The Thomson Reuters Cases team is responsible for the content management of a wide portfolio of print and online products, including FirstPoint, which is our online case law research tool.
The Cases team is one of the largest groups in the Research and Primary Law department. There are 19 legal editors in the team who work tirelessly to produce the content for FirstPoint, updating it each working day.
We recently took the opportunity to speak to John Carroll, a Senior Editor in the team, to learn a little about the editorial process that occurs behind the scenes.
1. How long have you worked as a Legal Editor in FirstPoint?
Five years this month.
2. How many cases does the FirstPoint team receive each week?
We receive over 14,000 cases a year. That amounts to an average of nearly 300 cases a week, all of which need initial treatment ideally within 24 hours. On a good week, we provide digest notes for over 100 cases.
Individually, each full time legal editor averages about 10 to 15 digest notes and about 30 to 40 cases classified per week. This can vary depending on the length of the cases, the level of treatment required and the degree of difficulty.
3. What do you do with the cases that you receive?
All of the cases received are classified according to the Australian Digest taxonomy; decisions of superior courts will also be treated for cases, legislation and words and phrases considered and reportable or other significant decisions are given a digest note.
But what I think makes FirstPoint particularly useful is that we only note a case or legislation as “considered” if the court has actually given it some consideration and fashioned it into the ratio of the judgment. We don’t include every case cited in a string of authorities or buried in every footnote, because practically speaking they don’t add real value to the research.
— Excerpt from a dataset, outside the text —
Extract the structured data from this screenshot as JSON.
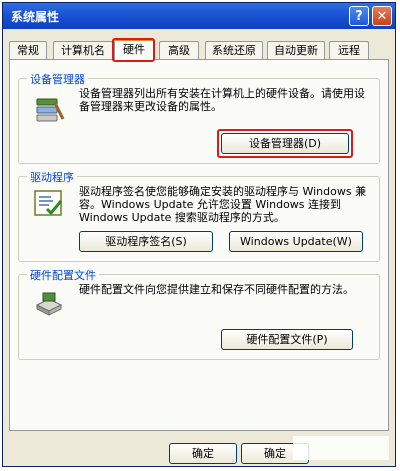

Tracking an authority with FirstPoint yields fewer hits, but they’re more useful.
4. You say FirstPoint includes digest notes of significant Australian cases. What is a digest note?
It’s basically a snapshot of the relevant points of law covered by a decision. Unless crucial to the understanding of the judgment, facts are generally omitted, so for instance it differs in that regard from a headnote. The idea is to zero in on the most important points as concisely as possible so that the research process becomes quicker and more efficient in terms of identifying useful information.
5. FirstPoint utilises the classification scheme used by the Australian Digest. How do you ensure the classification evolves with new cases that come through?
The Australian Digest scheme is driven by reported cases and is constantly evolving. Each title is reviewed annually and supplements are issued during the course of the year. Additional classifications are added to the system as areas of law develop. This happens from time to time at the supplement stage and a complete overhaul always takes place when titles are reissued.
6. With the proliferation of cases in Australia, your team must be busy keeping up with demand. What do you enjoy most about your job?
Working with highly intelligent, quick-witted and un-stressed colleagues.